It’s one of those medical anomalies that nobody can really explain: Longitudinal studies have consistently shown that people who don’t consume any alcohol at all tend to die before people who do. At first glance, this makes little sense. Why would ingesting a psychoactive toxin that increases our risk of cancer, dementia and liver disease lengthen our life span?
Well, the anomaly has just gotten more anomalous: A new study, published in the journal Alcoholism: Clinical and Experimental Research, followed 1,824 participants between the ages of 55 and 65. Once again, the researchers found that abstaining from alcohol increases the risk of dying, even when you exclude former alcoholics who have now quit. (The thinking is that ex-drinkers might distort the data, since they’ve already pickled their organs.) While 69 percent of the abstainers died during the 20-year time span of the study, only 41 percent of moderate drinkers passed away. (Moderate drinkers were also 23 percent less likely to die than light drinkers.) But here’s the really weird data point: Heavy drinkers also live longer than abstainers. (Only 61 percent of heavy drinkers died during the study.) In other words, consuming disturbingly large amounts of alcohol seems to be better than drinking none at all.

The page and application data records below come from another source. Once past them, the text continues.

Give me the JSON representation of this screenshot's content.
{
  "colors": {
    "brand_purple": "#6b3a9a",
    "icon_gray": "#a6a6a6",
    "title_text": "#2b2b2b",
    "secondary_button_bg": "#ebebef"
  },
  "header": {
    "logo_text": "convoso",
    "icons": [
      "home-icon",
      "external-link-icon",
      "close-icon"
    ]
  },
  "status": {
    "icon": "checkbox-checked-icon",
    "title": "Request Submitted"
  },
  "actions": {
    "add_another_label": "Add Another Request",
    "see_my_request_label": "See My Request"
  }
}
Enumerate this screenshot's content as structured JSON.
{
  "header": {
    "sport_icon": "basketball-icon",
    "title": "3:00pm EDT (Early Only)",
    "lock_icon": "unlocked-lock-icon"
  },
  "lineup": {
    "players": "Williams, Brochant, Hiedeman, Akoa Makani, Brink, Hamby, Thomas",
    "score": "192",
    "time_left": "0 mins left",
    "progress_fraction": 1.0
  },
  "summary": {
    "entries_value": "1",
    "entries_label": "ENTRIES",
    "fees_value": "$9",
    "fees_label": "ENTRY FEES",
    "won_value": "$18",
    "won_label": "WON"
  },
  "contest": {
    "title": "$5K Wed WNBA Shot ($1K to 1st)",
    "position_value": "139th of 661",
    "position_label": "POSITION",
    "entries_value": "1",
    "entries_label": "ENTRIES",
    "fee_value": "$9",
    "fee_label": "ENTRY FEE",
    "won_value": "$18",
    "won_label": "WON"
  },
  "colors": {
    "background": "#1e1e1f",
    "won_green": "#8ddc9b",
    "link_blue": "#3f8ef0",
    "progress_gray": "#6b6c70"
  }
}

We live in a reductionist age, in which every longitudinal effect is explained away at the most fundamental possible level. And so this study will no doubt lead researchers to probe the benefits of red wine, with its antioxidants and resveratrol. It will also lead people to explore the cardiovascular benefits of alcohol, since many of the perks of drinking (such as increased levels of HDL cholesterol) seem to extend to people who drink beer and hard liquor.
Read more here wired.com